Citing PatentFiling datePublication dateApplicantTitle
US6099624 *May 14, 1998Aug 8, 2000Elf Atochem North America, Inc.Nickel-phosphorus alloy coatings
US6927472 *Nov 14, 2001Aug 9, 2005International Business Machines CorporationFuse structure and method to form the same
US7477130Jan 28, 2005Jan 13, 2009Littelfuse, Inc.Dual fuse link thin film fuse
US7794578Nov 24, 2003Sep 14, 2010The Furukawa Electric Co., Ltd.Method for preparing a circuit board material having a conductive base and a resistance layer
CN101593587BApr 30, 2009May 25, 2011中国振华集团云科电子有限公司Manufacturing method for plate type fuse resistor
Classifications
U.S. Classification205/159, 205/258, 205/210, 205/187, 205/163
International ClassificationH01H69/02, H01C7/00, H05K1/16, H05K1/00, H01H85/046, H01C17/16, H01H85/048
Cooperative ClassificationH01C17/16, H05K1/0293, H05K1/167, H01C7/006, H01H69/022, H01H85/048, H01H85/046
European ClassificationH01C17/16, H01C7/00E, H01H85/048
Legal Events
DateCodeEventDescription
Mar 15, 2011FPExpired due to failure to pay maintenance fee
Effective date: 20110126
Jan 26, 2011LAPSLapse for failure to pay maintenance fees
Aug 30, 2010REMIMaintenance fee reminder mailed

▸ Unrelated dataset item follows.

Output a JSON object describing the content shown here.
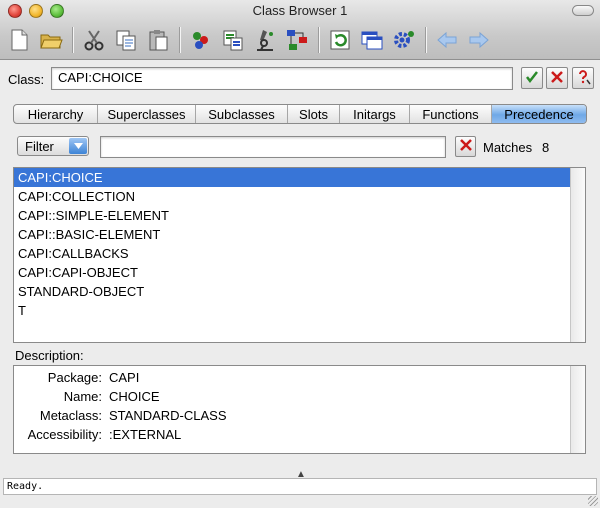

Jan 27, 2006FPAYFee payment
Year of fee payment: 8
Mar 6, 2002FPAYFee payment
Year of fee payment: 4